[[ PROVIDED RECORDS open ]]

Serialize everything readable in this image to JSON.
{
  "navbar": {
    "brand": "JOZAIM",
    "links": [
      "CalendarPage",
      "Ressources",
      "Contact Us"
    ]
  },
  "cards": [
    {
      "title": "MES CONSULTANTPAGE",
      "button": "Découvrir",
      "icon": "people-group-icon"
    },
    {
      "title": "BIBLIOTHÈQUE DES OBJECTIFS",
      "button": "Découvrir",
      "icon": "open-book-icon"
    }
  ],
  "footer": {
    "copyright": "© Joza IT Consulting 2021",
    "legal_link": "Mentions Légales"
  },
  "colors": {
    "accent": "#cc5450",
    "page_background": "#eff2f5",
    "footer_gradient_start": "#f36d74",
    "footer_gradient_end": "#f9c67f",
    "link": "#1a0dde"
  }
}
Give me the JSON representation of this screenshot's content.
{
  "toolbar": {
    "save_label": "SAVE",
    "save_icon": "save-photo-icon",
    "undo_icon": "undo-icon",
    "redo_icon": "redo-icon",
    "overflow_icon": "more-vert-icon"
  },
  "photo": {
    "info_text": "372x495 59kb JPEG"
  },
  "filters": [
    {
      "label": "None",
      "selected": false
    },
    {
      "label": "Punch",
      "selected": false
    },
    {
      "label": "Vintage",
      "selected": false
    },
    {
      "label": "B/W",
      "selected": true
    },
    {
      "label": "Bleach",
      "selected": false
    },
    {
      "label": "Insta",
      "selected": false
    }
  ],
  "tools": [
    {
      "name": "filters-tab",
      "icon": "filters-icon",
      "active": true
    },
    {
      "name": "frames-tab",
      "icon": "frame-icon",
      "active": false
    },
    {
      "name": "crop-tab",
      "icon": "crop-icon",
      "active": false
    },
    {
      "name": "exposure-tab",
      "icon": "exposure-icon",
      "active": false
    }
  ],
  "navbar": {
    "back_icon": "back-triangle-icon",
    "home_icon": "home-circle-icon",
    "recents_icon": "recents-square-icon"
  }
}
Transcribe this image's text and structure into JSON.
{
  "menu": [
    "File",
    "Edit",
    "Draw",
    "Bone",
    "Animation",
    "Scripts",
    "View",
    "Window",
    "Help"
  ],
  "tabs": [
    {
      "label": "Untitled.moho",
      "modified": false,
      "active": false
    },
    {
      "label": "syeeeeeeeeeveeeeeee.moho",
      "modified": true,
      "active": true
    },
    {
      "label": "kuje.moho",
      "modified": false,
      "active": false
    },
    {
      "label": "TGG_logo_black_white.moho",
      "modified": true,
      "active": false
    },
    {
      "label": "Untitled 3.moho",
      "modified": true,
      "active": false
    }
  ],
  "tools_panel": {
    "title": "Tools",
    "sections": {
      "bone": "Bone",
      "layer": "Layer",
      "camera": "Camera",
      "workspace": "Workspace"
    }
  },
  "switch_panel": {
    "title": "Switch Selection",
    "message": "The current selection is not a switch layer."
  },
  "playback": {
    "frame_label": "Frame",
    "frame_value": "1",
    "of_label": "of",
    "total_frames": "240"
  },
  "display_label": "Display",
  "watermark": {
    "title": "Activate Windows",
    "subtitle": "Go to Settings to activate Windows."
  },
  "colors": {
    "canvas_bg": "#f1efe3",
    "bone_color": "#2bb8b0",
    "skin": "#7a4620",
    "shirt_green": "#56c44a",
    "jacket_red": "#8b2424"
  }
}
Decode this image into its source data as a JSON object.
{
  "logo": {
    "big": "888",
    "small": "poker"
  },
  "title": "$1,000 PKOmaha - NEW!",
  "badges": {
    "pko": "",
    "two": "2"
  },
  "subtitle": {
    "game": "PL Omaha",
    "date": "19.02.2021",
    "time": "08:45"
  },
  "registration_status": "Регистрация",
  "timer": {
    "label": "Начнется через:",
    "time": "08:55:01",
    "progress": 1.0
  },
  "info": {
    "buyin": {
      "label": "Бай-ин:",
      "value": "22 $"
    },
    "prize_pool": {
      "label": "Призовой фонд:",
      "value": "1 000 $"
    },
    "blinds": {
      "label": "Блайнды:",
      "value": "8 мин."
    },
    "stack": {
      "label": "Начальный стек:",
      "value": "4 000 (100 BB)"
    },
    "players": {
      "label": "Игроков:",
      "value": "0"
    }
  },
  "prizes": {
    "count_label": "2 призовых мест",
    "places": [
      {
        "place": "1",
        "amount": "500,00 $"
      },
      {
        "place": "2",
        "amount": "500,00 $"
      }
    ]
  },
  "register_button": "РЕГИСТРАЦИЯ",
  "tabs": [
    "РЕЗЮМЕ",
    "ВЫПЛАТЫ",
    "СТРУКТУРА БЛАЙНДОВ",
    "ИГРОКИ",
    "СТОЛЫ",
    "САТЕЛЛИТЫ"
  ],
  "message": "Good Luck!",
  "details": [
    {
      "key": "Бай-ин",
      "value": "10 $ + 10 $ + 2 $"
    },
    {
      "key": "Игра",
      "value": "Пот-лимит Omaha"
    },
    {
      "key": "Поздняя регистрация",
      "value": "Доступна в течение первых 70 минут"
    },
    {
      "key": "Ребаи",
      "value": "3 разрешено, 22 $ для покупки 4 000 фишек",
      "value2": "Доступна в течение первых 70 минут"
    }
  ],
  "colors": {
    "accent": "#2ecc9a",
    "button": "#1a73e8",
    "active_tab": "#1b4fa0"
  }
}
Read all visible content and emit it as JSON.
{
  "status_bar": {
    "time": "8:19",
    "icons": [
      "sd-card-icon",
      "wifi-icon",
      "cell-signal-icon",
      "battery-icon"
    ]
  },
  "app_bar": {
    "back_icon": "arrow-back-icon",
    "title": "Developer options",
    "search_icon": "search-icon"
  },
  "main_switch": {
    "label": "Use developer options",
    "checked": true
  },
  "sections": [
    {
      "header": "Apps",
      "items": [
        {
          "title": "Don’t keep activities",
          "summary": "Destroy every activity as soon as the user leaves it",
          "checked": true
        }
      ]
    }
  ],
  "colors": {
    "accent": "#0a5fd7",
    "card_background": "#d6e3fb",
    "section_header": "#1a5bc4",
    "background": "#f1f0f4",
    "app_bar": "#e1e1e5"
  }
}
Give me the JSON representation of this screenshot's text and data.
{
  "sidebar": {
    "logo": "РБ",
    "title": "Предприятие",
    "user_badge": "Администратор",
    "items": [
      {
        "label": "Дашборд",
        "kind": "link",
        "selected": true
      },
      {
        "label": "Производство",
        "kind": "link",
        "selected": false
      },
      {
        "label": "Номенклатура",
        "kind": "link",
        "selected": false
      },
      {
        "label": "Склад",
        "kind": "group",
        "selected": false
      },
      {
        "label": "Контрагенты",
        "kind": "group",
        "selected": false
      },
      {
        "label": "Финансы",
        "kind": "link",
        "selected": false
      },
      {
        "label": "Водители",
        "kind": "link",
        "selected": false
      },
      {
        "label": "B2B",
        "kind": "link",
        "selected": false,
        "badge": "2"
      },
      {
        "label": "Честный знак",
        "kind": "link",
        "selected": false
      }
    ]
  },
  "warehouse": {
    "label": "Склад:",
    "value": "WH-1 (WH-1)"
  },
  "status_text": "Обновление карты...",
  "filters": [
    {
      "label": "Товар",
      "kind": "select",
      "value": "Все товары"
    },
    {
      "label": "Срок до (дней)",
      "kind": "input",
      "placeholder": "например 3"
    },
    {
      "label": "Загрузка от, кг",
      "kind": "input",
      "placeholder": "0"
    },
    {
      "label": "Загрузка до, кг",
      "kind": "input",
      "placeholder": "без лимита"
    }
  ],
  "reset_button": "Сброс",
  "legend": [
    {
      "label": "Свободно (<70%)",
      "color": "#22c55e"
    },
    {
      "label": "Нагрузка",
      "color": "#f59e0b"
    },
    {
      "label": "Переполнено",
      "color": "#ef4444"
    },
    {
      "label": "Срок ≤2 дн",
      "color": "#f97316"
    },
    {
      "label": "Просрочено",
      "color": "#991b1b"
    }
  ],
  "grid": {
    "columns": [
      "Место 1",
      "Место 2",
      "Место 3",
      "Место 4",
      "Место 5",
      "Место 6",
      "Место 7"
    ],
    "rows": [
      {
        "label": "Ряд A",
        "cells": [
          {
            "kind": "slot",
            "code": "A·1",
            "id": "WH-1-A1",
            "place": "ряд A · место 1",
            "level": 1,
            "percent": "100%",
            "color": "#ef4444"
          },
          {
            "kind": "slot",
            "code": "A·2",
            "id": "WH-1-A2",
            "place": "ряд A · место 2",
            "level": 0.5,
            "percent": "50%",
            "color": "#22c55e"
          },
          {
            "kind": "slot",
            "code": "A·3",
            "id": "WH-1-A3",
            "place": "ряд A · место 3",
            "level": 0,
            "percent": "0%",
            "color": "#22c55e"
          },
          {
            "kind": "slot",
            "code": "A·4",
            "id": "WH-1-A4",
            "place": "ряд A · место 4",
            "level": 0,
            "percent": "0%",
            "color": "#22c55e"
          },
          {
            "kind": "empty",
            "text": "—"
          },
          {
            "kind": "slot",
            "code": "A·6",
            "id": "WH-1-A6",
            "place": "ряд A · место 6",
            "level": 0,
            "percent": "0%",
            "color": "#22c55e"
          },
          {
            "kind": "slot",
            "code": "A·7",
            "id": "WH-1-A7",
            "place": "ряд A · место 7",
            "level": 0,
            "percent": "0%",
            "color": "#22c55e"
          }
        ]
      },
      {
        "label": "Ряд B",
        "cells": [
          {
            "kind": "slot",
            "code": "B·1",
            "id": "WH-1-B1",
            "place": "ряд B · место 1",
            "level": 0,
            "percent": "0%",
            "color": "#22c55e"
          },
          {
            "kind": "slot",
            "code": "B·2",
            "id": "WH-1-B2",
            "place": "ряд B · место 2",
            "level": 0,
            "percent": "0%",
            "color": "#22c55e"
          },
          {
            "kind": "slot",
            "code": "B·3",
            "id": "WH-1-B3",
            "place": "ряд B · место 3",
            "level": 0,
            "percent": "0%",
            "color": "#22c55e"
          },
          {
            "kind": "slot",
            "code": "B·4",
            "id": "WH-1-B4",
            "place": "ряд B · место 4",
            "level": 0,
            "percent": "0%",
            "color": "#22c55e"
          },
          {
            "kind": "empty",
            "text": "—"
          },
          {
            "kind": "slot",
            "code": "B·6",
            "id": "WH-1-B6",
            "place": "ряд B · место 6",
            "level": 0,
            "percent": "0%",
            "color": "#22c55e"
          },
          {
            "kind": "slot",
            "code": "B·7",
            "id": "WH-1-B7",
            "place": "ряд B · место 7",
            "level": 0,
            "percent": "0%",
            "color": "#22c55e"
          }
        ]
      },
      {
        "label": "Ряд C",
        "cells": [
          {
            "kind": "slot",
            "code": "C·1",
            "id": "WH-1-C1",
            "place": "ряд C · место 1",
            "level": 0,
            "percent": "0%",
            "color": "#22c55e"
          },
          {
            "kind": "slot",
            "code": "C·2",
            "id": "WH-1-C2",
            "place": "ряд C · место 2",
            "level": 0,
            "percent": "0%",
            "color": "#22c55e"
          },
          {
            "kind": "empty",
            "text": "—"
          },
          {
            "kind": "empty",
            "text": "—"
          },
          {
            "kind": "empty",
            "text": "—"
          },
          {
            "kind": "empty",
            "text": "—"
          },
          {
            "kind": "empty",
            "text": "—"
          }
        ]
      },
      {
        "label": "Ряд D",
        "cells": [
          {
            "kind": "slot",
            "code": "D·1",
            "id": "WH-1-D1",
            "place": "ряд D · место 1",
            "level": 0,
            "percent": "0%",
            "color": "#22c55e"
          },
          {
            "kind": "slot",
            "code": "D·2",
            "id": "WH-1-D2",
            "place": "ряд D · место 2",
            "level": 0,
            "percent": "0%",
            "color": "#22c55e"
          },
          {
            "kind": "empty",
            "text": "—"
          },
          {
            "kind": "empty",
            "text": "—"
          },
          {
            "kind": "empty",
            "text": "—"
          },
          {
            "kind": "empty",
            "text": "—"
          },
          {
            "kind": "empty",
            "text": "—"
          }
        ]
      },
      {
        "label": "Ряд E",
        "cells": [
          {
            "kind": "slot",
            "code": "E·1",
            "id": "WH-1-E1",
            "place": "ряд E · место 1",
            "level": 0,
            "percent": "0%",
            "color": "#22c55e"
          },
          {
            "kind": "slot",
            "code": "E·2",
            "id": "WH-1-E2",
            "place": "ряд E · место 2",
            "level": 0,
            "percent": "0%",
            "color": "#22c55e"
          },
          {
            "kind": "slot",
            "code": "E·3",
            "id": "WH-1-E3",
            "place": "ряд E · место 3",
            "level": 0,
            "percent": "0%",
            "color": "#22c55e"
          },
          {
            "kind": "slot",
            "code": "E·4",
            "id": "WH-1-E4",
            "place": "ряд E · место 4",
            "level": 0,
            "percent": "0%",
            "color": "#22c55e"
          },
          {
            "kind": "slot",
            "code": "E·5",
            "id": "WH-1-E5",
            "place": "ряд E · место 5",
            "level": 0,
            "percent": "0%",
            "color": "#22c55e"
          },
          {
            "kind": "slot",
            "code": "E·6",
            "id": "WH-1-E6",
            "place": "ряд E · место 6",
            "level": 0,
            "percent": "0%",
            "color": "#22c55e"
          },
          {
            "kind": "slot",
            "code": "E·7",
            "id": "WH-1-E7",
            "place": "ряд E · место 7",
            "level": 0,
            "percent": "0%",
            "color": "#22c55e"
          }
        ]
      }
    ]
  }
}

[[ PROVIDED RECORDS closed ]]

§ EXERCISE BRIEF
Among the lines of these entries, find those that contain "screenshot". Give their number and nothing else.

§ OUTPUT
2